For the students, the day started with a tour, where they got to see, up-close, the way the LIFT/IACMI engineers work with auto manufacturers to make vehicles lighter.
“Seeing the way the different parts are made is pretty interesting,” said Tamia Coleman, a River Rouge High School senior. “It’s something that you know happens, but you don’t really appreciate until you see it.”
Coleman said she has aspirations of becoming a pediatrician, but that after seeing some of the opportunities available to her in the STEM field, she might change her mind.
“I guess I just didn’t realize all the different things you can do with STEM,” Coleman said. “I guess it gives me a lot to think about.”
When it comes to finding jobs in the STEM field, at least one professional believes getting young people involved is essential.
“Jobs in engineering and tech-based manufacturing are not going anywhere,” said Chris Houseman, a project engineer at the University of Michigan’s Economic Growth Institute. “This is the way the world is now. We’re going to see a lot of jobs be eliminated by automation, but we’re going to see a lot of them created in this field.
“And the sooner we can get kids involved, the better. That’s why events like this are so great. It gives kids a chance to be immersed in the tech and manufacturing environment for a while. It gives them the chance to see what’s available to them. Getting young people involved in STEM careers in a win for everyone.”

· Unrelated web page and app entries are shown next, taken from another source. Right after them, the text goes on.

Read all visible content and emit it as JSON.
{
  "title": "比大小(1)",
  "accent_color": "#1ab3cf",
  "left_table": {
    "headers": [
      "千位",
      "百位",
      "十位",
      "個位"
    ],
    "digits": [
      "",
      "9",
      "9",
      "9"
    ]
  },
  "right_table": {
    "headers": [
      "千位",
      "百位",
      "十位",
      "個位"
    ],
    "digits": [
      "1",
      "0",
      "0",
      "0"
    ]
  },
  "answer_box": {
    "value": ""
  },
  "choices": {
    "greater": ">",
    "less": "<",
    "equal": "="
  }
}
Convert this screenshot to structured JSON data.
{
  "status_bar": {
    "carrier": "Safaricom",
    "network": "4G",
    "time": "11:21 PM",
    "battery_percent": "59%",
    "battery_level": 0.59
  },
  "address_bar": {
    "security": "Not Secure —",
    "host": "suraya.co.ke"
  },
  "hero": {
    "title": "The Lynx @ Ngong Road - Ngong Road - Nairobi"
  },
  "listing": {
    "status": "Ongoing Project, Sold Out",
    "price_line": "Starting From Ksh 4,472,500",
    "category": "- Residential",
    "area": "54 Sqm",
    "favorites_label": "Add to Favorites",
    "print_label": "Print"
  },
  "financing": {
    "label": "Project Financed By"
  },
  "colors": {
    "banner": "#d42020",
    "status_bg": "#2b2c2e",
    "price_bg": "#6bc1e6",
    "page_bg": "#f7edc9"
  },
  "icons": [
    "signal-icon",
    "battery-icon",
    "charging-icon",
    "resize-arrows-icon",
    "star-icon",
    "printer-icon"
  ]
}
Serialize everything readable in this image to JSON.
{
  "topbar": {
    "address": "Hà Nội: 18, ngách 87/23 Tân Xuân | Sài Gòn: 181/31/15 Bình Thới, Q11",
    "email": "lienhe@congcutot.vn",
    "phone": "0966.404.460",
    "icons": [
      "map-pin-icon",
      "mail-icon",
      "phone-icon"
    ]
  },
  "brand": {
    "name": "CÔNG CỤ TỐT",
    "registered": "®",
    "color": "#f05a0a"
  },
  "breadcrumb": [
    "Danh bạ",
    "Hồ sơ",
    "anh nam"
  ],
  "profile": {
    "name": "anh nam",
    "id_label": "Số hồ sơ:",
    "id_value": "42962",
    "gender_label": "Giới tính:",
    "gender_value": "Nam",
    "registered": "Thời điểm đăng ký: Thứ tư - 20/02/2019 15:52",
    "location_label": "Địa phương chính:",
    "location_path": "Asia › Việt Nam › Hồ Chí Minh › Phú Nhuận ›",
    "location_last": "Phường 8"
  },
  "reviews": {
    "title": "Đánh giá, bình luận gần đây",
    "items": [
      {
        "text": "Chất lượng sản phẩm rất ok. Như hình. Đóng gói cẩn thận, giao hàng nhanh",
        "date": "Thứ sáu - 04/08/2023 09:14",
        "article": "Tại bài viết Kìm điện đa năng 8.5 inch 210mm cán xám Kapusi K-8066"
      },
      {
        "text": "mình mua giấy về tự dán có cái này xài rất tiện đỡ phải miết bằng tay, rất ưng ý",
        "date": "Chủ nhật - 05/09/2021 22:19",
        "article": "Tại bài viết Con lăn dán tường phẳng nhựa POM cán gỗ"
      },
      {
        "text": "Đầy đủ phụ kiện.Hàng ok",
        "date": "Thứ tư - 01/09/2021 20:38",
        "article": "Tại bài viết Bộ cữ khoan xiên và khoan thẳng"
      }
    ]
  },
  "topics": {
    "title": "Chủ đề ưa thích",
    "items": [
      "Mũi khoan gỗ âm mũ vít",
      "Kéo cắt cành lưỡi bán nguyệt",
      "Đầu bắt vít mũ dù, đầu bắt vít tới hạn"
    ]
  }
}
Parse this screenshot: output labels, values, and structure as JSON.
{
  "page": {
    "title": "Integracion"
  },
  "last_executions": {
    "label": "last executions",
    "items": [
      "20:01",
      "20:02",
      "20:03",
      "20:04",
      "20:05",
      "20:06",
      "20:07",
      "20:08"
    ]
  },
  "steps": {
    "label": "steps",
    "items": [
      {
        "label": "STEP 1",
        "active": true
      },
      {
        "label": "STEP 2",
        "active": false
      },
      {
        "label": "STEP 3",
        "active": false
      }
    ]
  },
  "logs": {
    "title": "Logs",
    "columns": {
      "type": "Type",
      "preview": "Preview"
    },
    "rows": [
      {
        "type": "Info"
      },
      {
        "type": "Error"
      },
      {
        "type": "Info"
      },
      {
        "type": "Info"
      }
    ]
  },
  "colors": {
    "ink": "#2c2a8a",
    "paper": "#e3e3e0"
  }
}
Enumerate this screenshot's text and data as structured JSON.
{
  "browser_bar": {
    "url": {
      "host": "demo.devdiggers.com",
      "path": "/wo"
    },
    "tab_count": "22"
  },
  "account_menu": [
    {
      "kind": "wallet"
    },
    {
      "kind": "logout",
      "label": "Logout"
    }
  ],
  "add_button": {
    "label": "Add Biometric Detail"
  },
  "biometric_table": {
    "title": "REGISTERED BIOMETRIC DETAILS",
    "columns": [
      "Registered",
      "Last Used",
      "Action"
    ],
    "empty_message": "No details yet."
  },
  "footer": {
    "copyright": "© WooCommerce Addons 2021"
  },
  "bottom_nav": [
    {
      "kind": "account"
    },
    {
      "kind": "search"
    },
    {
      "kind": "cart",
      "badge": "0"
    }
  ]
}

After the tour, the students worked with professional engineers as well as college volunteers. They donned special goggles and learned how to build a car in virtual reality.
“It was really cool,” said Carlie Bryant, a Melvindale High School freshman. “It really gives you insight into the engineering field. You get to pick different materials and see how they work. It was just really interesting.”
Bryant’s classmate, sophomore Erik Cortez, said he also enjoyed the event.
“It’s really nice, to be honest,” he said. “I was just hoping to see some of the processes, but being able to see everything has been extremely cool. It has really been a great day.”